## [DESCRIPTION OF THE TASK]
If a line holds the word "subtitle", copy it from the entries.

..............................

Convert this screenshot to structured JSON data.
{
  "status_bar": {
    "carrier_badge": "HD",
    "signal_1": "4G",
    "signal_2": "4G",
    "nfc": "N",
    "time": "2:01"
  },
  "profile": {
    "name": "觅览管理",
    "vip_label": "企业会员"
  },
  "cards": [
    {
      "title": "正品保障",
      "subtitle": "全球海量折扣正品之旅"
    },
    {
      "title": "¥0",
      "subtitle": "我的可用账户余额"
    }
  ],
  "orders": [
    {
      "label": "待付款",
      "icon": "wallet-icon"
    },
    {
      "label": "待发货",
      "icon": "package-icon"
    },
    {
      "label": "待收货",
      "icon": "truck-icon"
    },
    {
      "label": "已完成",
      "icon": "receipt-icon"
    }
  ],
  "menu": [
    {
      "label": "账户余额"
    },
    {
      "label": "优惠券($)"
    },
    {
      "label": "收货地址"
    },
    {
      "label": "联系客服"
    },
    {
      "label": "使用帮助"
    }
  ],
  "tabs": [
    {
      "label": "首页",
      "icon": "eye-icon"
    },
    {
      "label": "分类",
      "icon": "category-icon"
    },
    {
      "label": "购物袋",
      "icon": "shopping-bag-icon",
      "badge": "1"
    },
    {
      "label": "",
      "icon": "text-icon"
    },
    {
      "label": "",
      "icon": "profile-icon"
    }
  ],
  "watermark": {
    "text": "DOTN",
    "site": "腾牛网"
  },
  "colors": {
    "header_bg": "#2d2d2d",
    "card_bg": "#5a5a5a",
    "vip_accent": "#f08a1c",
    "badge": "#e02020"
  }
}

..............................

## [RESULT FOR THIS TASK]
      "subtitle": "全球海量折扣正品之旅"
      "subtitle": "我的可用账户余额"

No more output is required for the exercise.